**WORK ITEM:**
After going through the data below, state how many lines contain "AGENTE", and nothing else.
BEGIN SUPPLIED INFORMATION
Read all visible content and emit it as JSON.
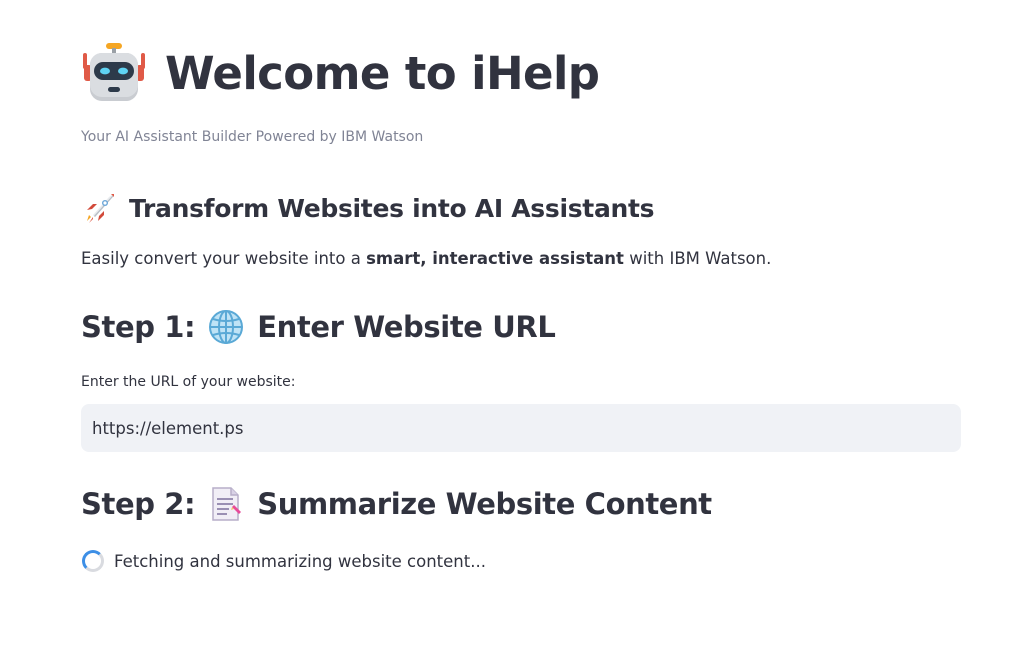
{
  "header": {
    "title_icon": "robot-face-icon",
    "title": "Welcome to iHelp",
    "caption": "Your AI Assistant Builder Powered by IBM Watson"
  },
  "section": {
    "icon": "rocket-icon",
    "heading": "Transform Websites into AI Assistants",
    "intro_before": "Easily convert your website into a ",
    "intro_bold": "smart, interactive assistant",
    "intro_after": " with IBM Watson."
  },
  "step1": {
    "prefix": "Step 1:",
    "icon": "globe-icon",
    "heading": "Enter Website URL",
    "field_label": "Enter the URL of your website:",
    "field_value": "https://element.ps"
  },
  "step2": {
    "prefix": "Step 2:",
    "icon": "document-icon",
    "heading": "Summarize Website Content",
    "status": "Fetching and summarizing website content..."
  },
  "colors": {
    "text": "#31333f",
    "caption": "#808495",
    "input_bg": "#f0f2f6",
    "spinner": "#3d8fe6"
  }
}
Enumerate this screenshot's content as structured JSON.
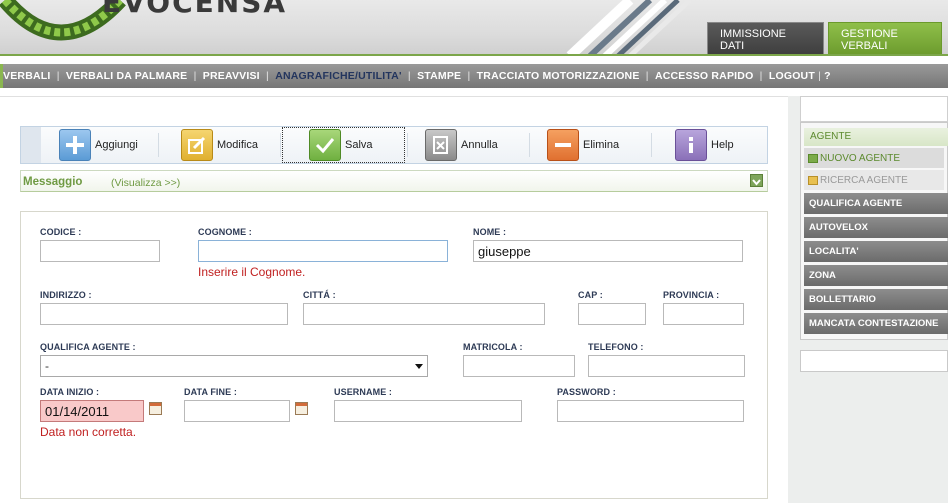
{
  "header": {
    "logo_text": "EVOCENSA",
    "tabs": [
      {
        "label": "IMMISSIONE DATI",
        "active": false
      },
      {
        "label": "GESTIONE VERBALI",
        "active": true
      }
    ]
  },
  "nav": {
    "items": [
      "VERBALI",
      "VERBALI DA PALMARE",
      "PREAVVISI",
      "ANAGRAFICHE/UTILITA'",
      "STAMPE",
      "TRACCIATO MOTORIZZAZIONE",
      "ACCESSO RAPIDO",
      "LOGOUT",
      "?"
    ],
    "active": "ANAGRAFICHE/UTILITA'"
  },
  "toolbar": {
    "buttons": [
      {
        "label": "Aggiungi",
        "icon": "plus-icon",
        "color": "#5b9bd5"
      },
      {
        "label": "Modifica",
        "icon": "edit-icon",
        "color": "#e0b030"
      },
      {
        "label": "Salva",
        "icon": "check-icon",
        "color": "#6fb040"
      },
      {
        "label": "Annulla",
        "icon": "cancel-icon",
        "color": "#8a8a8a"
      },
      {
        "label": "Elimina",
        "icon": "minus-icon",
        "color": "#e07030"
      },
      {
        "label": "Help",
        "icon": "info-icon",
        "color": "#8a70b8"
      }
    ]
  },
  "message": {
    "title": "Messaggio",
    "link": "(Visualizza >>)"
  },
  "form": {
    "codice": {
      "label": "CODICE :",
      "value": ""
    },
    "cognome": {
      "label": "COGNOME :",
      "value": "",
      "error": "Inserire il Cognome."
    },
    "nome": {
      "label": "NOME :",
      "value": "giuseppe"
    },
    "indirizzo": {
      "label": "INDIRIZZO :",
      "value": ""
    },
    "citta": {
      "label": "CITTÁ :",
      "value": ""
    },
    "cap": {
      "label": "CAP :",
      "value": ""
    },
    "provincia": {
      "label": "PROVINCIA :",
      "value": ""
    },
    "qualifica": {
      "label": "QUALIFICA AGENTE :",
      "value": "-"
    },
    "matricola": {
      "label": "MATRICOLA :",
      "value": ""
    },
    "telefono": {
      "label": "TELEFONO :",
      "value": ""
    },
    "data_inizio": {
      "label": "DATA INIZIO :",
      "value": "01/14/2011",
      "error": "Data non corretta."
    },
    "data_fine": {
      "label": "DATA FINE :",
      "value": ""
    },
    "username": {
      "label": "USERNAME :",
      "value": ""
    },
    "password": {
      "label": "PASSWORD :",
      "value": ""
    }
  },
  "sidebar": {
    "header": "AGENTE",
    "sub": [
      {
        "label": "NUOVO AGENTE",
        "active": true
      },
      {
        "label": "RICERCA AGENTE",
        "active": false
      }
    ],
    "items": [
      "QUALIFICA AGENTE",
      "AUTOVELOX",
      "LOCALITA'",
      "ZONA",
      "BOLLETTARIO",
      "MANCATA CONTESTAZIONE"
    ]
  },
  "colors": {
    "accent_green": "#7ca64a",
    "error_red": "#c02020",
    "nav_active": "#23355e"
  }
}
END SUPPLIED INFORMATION
**RESPONSE AREA:**
5